[Supplied entries]
+===+

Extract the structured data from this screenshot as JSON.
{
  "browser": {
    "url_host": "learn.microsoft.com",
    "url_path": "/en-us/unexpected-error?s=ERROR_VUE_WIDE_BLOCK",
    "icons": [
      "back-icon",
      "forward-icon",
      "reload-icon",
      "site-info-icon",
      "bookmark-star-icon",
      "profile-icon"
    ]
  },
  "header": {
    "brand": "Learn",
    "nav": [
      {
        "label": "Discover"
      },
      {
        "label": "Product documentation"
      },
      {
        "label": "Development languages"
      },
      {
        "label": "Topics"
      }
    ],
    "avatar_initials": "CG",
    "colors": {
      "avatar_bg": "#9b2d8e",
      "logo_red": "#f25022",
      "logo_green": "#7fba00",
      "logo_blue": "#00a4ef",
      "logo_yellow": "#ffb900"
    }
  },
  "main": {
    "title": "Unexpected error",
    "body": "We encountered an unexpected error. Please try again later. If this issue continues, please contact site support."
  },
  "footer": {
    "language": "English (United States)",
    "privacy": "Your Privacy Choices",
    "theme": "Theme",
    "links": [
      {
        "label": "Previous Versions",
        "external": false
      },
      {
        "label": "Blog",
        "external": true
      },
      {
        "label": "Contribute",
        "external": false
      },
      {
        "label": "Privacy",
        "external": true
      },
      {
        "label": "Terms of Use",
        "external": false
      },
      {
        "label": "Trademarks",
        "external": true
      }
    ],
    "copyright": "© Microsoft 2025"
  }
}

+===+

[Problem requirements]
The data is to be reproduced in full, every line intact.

[Exercise response]
Extract the structured data from this screenshot as JSON.
{
  "browser": {
    "url_host": "learn.microsoft.com",
    "url_path": "/en-us/unexpected-error?s=ERROR_VUE_WIDE_BLOCK",
    "icons": [
      "back-icon",
      "forward-icon",
      "reload-icon",
      "site-info-icon",
      "bookmark-star-icon",
      "profile-icon"
    ]
  },
  "header": {
    "brand": "Learn",
    "nav": [
      {
        "label": "Discover"
      },
      {
        "label": "Product documentation"
      },
      {
        "label": "Development languages"
      },
      {
        "label": "Topics"
      }
    ],
    "avatar_initials": "CG",
    "colors": {
      "avatar_bg": "#9b2d8e",
      "logo_red": "#f25022",
      "logo_green": "#7fba00",
      "logo_blue": "#00a4ef",
      "logo_yellow": "#ffb900"
    }
  },
  "main": {
    "title": "Unexpected error",
    "body": "We encountered an unexpected error. Please try again later. If this issue continues, please contact site support."
  },
  "footer": {
    "language": "English (United States)",
    "privacy": "Your Privacy Choices",
    "theme": "Theme",
    "links": [
      {
        "label": "Previous Versions",
        "external": false
      },
      {
        "label": "Blog",
        "external": true
      },
      {
        "label": "Contribute",
        "external": false
      },
      {
        "label": "Privacy",
        "external": true
      },
      {
        "label": "Terms of Use",
        "external": false
      },
      {
        "label": "Trademarks",
        "external": true
      }
    ],
    "copyright": "© Microsoft 2025"
  }
}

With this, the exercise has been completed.